• [How to complete this task]: The only thing to report is how many lines of the data contain the word "JSON".

• [Provided records]:
━━━━━━━━━━━━━━━━

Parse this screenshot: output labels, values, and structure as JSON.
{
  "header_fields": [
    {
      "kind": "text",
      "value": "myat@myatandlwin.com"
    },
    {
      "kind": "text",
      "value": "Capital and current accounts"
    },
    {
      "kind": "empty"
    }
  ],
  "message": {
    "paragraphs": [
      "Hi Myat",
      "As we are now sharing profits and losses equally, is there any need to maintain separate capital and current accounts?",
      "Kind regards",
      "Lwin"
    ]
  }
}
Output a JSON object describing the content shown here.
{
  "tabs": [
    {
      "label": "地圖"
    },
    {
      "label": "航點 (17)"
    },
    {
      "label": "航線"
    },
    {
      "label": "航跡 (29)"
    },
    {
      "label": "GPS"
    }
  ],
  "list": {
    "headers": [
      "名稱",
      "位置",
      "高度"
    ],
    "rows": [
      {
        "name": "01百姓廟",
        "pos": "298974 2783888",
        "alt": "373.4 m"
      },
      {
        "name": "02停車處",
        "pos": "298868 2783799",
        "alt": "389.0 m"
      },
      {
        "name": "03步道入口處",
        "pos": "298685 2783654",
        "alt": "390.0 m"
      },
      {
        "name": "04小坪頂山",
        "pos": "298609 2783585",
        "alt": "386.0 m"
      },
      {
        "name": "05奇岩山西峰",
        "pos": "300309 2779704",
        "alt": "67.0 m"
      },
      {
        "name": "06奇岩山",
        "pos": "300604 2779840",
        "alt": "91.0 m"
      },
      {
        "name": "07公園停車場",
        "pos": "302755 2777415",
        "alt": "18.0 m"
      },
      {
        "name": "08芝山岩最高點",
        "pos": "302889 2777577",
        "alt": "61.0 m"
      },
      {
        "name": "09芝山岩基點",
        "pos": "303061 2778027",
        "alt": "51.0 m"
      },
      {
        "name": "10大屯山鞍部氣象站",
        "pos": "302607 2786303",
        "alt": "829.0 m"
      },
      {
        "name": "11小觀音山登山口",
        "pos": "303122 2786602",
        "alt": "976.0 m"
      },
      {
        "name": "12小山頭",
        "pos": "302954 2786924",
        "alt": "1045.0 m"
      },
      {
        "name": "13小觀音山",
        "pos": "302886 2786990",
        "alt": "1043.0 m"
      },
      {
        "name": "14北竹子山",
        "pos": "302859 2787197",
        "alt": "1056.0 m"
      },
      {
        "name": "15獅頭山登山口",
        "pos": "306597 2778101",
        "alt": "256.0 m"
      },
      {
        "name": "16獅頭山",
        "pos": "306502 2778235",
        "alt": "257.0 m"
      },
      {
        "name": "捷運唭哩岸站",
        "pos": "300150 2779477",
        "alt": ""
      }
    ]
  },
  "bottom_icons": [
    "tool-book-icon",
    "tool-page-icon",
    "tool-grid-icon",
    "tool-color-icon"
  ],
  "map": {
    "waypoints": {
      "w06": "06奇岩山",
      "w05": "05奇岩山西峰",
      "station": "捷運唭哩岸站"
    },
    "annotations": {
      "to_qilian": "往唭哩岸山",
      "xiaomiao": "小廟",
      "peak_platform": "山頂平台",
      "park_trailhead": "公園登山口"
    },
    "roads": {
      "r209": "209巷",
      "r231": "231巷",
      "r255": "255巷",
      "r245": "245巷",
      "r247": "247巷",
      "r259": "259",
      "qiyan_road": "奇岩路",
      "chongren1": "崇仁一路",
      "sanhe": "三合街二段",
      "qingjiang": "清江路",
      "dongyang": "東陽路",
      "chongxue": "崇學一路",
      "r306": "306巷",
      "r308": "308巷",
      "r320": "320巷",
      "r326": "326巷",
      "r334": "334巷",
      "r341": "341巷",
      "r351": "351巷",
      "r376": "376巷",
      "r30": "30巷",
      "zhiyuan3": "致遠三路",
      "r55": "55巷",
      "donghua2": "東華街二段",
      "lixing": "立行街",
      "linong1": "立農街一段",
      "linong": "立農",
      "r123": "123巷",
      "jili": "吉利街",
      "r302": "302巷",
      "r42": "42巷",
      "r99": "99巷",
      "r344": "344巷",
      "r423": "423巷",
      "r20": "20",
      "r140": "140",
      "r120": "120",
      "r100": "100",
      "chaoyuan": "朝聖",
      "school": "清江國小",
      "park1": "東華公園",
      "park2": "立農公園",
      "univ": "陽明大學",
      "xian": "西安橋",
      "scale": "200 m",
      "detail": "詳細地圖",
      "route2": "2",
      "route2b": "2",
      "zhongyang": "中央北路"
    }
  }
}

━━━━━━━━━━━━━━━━

• [Result for this exercise]: 2